$\newcommand{\+}{^{\dagger}} \newcommand{\angles}[1]{\left\langle\, #1 \,\right\rangle} \newcommand{\braces}[1]{\left\lbrace\, #1 \,\right\rbrace} \newcommand{\bracks}[1]{\left\lbrack\, #1 \,\right\rbrack} \newcommand{\ceil}[1]{\,\left\lceil\, #1 \,\right\rceil\,} \newcommand{\dd}{{\rm d}} \newcommand{\down}{\downarrow} \newcommand{\ds}[1]{\displaystyle{#1}} \newcommand{\expo}[1]{\,{\rm e}^{#1}\,} \newcommand{\fermi}{\,{\rm f}} \newcommand{\floor}[1]{\,\left\lfloor #1 \right\rfloor\,} \newcommand{\half}{{1 \over 2}} \newcommand{\ic}{{\rm i}} \newcommand{\iff}{\Longleftrightarrow} \newcommand{\imp}{\Longrightarrow} \newcommand{\isdiv}{\,\left.\right\vert\,} \newcommand{\ket}[1]{\left\vert #1\right\rangle} \newcommand{\ol}[1]{\overline{#1}} \newcommand{\pars}[1]{\left(\, #1 \,\right)} \newcommand{\partiald}[3][]{\frac{\partial^{#1} #2}{\partial #3^{#1}}} \newcommand{\pp}{{\cal P}} \newcommand{\root}[2][]{\,\sqrt[#1]{\vphantom{\large A}\,#2\,}\,} \newcommand{\sech}{\,{\rm sech}} \newcommand{\sgn}{\,{\rm sgn}} \newcommand{\totald}[3][]{\frac{{\rm d}^{#1} #2}{{\rm d} #3^{#1}}} \newcommand{\ul}[1]{\underline{#1}} \newcommand{\verts}[1]{\left\vert\, #1 \,\right\vert} \newcommand{\wt}[1]{\widetilde{#1}}$ $\ds{\int_{0}^{\infty}{\ln\pars{a^{2} + x^{2}} \over b^{2} + x^{2}}\,\dd x: \ {\large ?}}$

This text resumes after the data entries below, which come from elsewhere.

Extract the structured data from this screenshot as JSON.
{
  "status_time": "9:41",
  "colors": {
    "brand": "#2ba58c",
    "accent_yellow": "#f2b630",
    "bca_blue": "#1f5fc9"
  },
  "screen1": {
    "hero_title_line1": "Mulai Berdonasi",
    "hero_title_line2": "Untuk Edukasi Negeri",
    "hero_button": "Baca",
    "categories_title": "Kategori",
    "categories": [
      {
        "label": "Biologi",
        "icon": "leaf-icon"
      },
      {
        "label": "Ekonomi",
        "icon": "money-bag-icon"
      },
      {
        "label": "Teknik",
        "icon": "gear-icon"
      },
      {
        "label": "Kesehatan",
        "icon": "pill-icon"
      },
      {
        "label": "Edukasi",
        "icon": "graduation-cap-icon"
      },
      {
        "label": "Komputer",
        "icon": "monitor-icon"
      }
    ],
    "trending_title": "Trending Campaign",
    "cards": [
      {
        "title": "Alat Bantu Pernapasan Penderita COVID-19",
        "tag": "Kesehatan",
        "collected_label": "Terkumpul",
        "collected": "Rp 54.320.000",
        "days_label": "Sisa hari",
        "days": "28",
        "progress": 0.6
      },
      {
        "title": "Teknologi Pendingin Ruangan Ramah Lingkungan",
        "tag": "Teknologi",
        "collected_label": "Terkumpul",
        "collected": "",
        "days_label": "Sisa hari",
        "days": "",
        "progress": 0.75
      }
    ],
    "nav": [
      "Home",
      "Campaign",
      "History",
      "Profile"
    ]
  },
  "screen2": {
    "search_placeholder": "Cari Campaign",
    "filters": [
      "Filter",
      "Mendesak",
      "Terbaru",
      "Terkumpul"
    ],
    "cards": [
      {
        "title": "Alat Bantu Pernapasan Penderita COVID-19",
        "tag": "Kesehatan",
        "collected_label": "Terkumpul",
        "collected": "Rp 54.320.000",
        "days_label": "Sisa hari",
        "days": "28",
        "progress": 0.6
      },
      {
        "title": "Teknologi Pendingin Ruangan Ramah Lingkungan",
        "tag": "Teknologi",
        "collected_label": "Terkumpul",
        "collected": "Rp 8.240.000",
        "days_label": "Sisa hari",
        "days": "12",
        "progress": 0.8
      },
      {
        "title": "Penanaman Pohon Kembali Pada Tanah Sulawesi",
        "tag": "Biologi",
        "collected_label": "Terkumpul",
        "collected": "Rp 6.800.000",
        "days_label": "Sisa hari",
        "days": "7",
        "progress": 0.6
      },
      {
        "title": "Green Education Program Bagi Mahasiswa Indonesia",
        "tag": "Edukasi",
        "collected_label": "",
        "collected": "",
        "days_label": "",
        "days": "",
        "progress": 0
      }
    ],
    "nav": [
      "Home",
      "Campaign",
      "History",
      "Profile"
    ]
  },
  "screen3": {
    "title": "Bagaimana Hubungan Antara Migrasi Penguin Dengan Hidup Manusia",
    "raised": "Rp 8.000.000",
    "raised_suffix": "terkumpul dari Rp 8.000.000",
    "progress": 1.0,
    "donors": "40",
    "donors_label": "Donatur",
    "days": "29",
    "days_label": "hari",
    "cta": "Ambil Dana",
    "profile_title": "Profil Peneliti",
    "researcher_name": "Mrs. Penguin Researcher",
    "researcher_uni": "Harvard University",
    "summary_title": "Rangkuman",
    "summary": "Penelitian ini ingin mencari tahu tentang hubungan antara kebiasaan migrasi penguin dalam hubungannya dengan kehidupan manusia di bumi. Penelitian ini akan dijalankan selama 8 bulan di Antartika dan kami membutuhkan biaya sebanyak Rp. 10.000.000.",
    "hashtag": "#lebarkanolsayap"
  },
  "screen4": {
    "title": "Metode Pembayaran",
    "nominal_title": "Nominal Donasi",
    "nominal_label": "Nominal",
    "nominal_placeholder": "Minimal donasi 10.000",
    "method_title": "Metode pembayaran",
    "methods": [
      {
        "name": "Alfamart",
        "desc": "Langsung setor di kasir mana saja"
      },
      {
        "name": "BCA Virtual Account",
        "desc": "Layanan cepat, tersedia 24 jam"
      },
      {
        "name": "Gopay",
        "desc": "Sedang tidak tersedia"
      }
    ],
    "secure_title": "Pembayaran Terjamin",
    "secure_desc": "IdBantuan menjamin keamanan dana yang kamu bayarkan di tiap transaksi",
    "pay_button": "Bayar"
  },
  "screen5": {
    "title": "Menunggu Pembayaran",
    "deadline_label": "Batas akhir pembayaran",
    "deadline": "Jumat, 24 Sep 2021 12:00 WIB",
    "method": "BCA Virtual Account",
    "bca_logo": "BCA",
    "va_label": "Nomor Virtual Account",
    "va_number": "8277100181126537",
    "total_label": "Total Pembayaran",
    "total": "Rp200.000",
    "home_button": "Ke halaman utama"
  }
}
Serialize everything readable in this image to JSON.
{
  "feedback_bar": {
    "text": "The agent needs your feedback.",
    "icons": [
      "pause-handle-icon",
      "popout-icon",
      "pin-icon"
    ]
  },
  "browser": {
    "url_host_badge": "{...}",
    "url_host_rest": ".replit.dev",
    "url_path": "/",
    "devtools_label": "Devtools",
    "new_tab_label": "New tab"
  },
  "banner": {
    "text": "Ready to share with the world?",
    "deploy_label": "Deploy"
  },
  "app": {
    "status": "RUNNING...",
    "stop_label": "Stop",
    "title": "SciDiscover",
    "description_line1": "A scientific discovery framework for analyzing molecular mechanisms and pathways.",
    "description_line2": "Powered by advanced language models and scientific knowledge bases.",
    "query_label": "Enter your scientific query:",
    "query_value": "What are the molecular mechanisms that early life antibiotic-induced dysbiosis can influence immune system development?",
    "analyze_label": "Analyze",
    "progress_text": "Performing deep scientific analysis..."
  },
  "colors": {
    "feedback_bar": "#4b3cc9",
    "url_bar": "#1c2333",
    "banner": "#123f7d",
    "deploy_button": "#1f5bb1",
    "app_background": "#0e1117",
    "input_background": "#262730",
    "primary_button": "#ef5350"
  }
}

\begin{align}&\color{#c00000}{\int_{0}^{\infty} {\ln\pars{a^{2} + x^{2}} \over b^{2} + x^{2}}\,\dd x} =\Re\ \overbrace{\int_{-\infty}^{\infty} {\ln\pars{\verts{a} + \ic x} \over b^{2} + x^{2}}\,\dd x} ^{\ds{\verts{a} + \ic x \equiv t\ \imp\ x = \pars{\verts{a} - t}\ic}} \\[3mm]&=\Re\int_{\verts{a} -\infty\ic}^{\verts{a} + \infty\ic} {\ln\pars{t} \over b^{2} + \bracks{\pars{\verts{a} - t}\ic}^{2}} \,\pars{-\ic\,\dd t} \\[3mm]&=-\Im\int_{\verts{a} -\infty\ic}^{\verts{a} + \infty\ic} {\ln\pars{t} \over \bracks{t - \pars{\verts{a} - \verts{b}}}\bracks{t - \pars{\verts{a} + \verts{b}}}}\,\dd t \end{align}

In order to perform the integration, we set the $\ds{\ln}$-branch cut along the negative semi-axis $\ds{\pars{~\ln\pars{z} = \ln\pars{\verts{z}} + {\rm Arg}\pars{z}\ic\,,\quad z \not=0\,,\quad\verts{{\rm Arg}\pars{z}} < \pi~}}$ and close the contour to "the right" $\ds{\pars{~t > \verts{a}~}}$.

It's closed with an radius $R$ arc $\ds{~\braces{\pars{x,y}\ \mid\ \pars{x - \verts{a}}^2 + y^{2} = R^{2}\,,\quad x > \verts{a}}~}$. It's trivially checked that its contribution vanishes in the limit $\ds{R \to \infty}$ such that: \begin{align}&\color{#66f}{\large\int_{0}^{\infty} {\ln\pars{a^{2} + x^{2}} \over b^{2} + x^{2}}\,\dd x} =-\Im\bracks{-2\pi\ic\,{{\ln\pars{\verts{a} + \verts{b}}} + 0\,\ic \over \pars{\verts{a} + \verts{b}} - \pars{\verts{a} - \verts{b}}}} \\[3mm]&=\color{#66f}{\large{\pi \over \verts{b}}\, \ln\pars{\vphantom{\LARGE A}\verts{a} + \verts{b}}} \end{align}